In it, but not of it. TPM DC
Like the AHIP/PwC report, Blue Cross farmed theirs out to consultants--in this case Oliver Wyman. One of the most damning claims: "We estimate that in most states, premiums for the youngest 30 percent of the population will increase by 69 percent under a 2:1 age band included in the Senate HELP and House Committee bills compared to a 5:1 age band."
The various reform proposals on the Hill peg the age band at different levels. Basically, the band outlines the degree to which insurers are allowed to increase peoples' premiums based on age. Under the terms of the House legislation, this ratio would be 2:1 (i.e. an insurer could double the premiums of a 64 year old over those of an 18 year old simply based on age alone). Under the Senate Finance Committee bill, that ratio would be 5:1. The narrower the age band, the more young people will be paying in to the system to subsidize the cost of caring for the middle-aged and elderly.

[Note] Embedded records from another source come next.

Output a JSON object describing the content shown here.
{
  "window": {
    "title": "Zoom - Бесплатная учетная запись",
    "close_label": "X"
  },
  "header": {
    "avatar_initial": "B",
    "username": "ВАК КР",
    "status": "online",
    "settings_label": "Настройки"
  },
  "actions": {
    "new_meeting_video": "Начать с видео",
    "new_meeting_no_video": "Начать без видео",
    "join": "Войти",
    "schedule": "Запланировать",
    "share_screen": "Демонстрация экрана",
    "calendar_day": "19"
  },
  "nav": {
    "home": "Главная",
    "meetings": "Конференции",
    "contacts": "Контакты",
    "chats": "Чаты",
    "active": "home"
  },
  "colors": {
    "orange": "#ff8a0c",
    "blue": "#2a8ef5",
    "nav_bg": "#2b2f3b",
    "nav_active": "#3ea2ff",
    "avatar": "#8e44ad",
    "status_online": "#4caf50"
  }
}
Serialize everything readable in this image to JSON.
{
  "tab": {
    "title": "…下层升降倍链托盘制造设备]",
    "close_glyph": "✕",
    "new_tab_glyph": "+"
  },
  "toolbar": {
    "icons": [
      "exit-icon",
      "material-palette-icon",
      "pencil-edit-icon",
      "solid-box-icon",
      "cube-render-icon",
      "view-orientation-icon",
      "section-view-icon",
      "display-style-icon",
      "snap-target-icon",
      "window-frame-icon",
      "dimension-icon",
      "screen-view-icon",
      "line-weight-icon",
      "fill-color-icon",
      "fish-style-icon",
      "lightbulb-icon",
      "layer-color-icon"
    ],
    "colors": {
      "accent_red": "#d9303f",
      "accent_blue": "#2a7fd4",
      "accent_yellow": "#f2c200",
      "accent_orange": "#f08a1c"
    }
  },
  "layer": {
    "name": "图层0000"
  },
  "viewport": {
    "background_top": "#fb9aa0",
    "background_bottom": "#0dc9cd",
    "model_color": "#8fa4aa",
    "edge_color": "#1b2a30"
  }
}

So it's true that a narrow age band taken on its own would push up premium prices for younger consumers. But the report does not factor in other considerations, such as the fact that individual insurance plans will be purchased in a competitive exchange, or that the exchange might include a public option, which could drive down premiums even further. (In fact, in its letter, BlueCross urges Congress to "reject" the public option altogether.) And though the report does incorporate the mitigating effect of subsidies when it comes to the impact of a strong vs. weak individual mandate, it does not appear to address the degree to which subsidies will offset the premium increases incurred by narrowing the age band.
A call to Oliver Wyman was not immediately returned.